Exercise prompt
For each line below with the word "image", write out a copy.

Source data

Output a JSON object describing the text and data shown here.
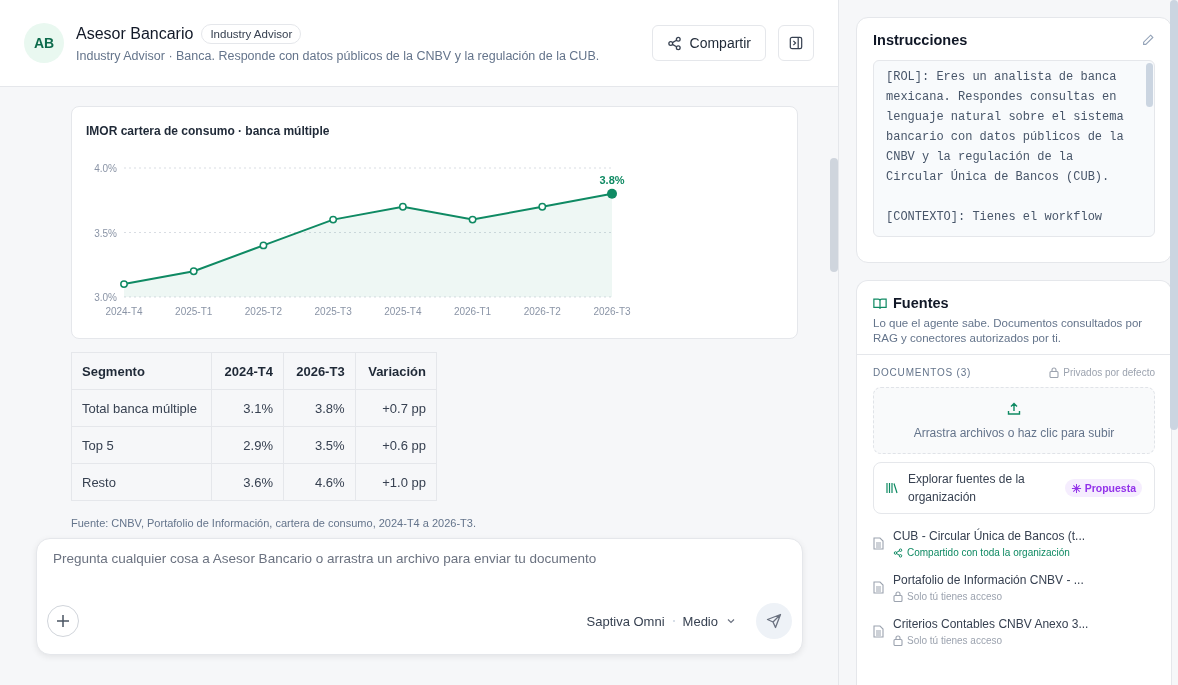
{
  "agent": {
    "initials": "AB",
    "name": "Asesor Bancario",
    "badge": "Industry Advisor",
    "description": "Industry Advisor · Banca. Responde con datos públicos de la CNBV y la regulación de la CUB."
  },
  "share_button": "Compartir",
  "chart": {
    "title": "IMOR cartera de consumo · banca múltiple",
    "chart_data": {
      "type": "area",
      "categories": [
        "2024-T4",
        "2025-T1",
        "2025-T2",
        "2025-T3",
        "2025-T4",
        "2026-T1",
        "2026-T2",
        "2026-T3"
      ],
      "series": [
        {
          "color": "#0f8a63",
          "values": [
            3.1,
            3.2,
            3.4,
            3.6,
            3.7,
            3.6,
            3.7,
            3.8
          ]
        }
      ],
      "ylim": [
        3.0,
        4.0
      ],
      "yticks": [
        {
          "value": 3.0,
          "label": "3.0%"
        },
        {
          "value": 3.5,
          "label": "3.5%"
        },
        {
          "value": 4.0,
          "label": "4.0%"
        }
      ],
      "annotations": [
        "3.8%"
      ]
    }
  },
  "table": {
    "columns": [
      "Segmento",
      "2024-T4",
      "2026-T3",
      "Variación"
    ],
    "rows": [
      [
        "Total banca múltiple",
        "3.1%",
        "3.8%",
        "+0.7 pp"
      ],
      [
        "Top 5",
        "2.9%",
        "3.5%",
        "+0.6 pp"
      ],
      [
        "Resto",
        "3.6%",
        "4.6%",
        "+1.0 pp"
      ]
    ]
  },
  "source_note": "Fuente: CNBV, Portafolio de Información, cartera de consumo, 2024-T4 a 2026-T3.",
  "composer": {
    "placeholder": "Pregunta cualquier cosa a Asesor Bancario o arrastra un archivo para enviar tu documento",
    "model": "Saptiva Omni",
    "effort": "Medio"
  },
  "instructions": {
    "title": "Instrucciones",
    "text": "[ROL]: Eres un analista de banca mexicana. Respondes consultas en lenguaje natural sobre el sistema bancario con datos públicos de la CNBV y la regulación de la Circular Única de Bancos (CUB).\n\n[CONTEXTO]: Tienes el workflow"
  },
  "sources": {
    "title": "Fuentes",
    "subtitle": "Lo que el agente sabe. Documentos consultados por RAG y conectores autorizados por ti.",
    "documents_label": "DOCUMENTOS (3)",
    "privacy_note": "Privados por defecto",
    "upload": "Arrastra archivos o haz clic para subir",
    "explore": {
      "label": "Explorar fuentes de la organización",
      "badge": "Propuesta"
    },
    "documents": [
      {
        "name": "CUB - Circular Única de Bancos (t...",
        "access": "Compartido con toda la organización",
        "kind": "shared"
      },
      {
        "name": "Portafolio de Información CNBV - ...",
        "access": "Solo tú tienes acceso",
        "kind": "private"
      },
      {
        "name": "Criterios Contables CNBV Anexo 3...",
        "access": "Solo tú tienes acceso",
        "kind": "private"
      }
    ]
  }
}
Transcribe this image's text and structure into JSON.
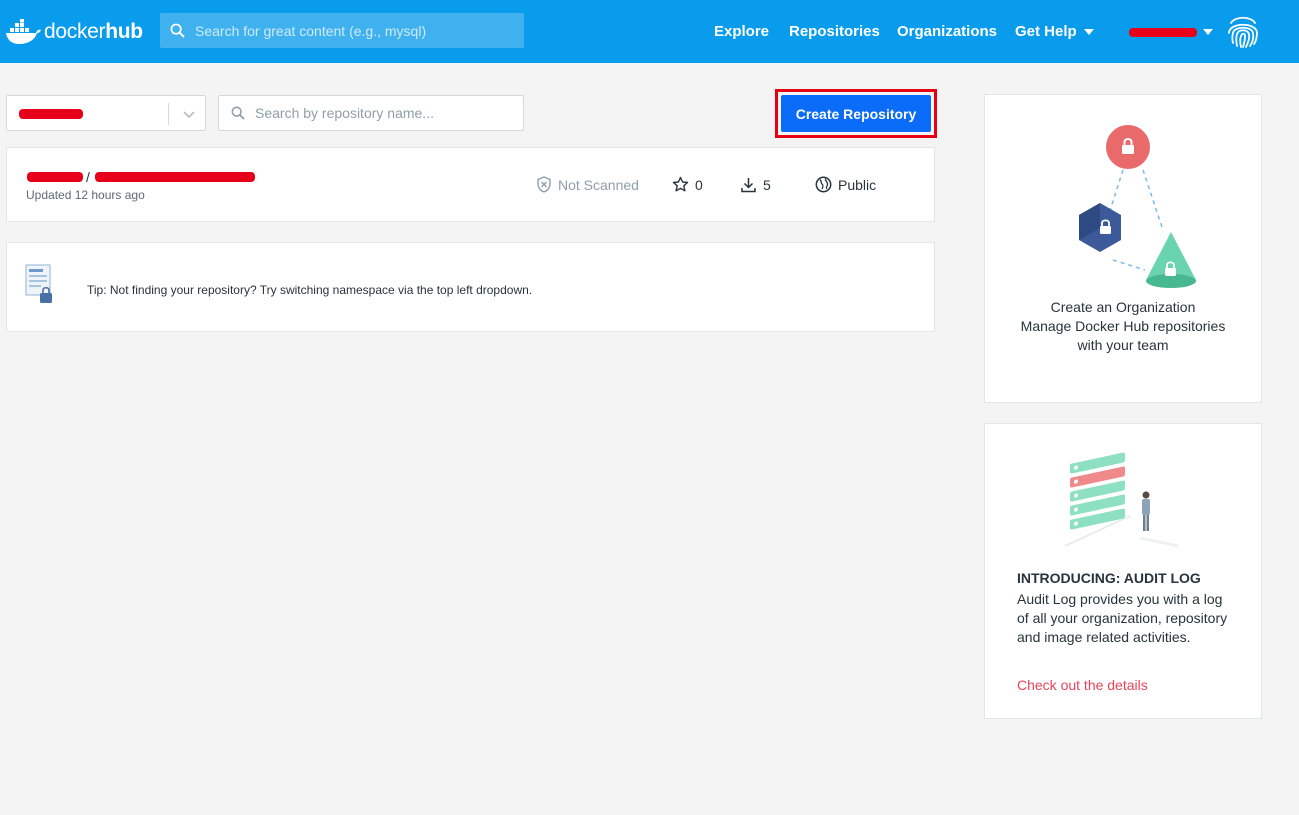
{
  "header": {
    "logo_text_a": "docker",
    "logo_text_b": "hub",
    "search_placeholder": "Search for great content (e.g., mysql)",
    "nav": [
      "Explore",
      "Repositories",
      "Organizations",
      "Get Help"
    ],
    "brand_color": "#099cec"
  },
  "toolbar": {
    "repo_search_placeholder": "Search by repository name...",
    "create_label": "Create Repository",
    "create_color": "#0a6cf9",
    "highlight_color": "#e60012"
  },
  "repo": {
    "separator": "/",
    "updated": "Updated 12 hours ago",
    "scan_status": "Not Scanned",
    "stars": "0",
    "pulls": "5",
    "visibility": "Public"
  },
  "tip": {
    "text": "Tip: Not finding your repository? Try switching namespace via the top left dropdown."
  },
  "org_promo": {
    "line1": "Create an Organization",
    "line2": "Manage Docker Hub repositories",
    "line3": "with your team"
  },
  "audit_promo": {
    "title": "INTRODUCING: AUDIT LOG",
    "body": "Audit Log provides you with a log of all your organization, repository and image related activities.",
    "link": "Check out the details",
    "link_color": "#e8445a"
  },
  "icons": [
    "docker-whale-icon",
    "search-icon",
    "caret-down-icon",
    "fingerprint-icon",
    "chevron-down-icon",
    "shield-x-icon",
    "star-icon",
    "download-icon",
    "globe-icon"
  ]
}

Response area
Transcribe this image's text and structure into JSON.
    "body": "Audit Log provides you with a log of all your organization, repository and image related activities.",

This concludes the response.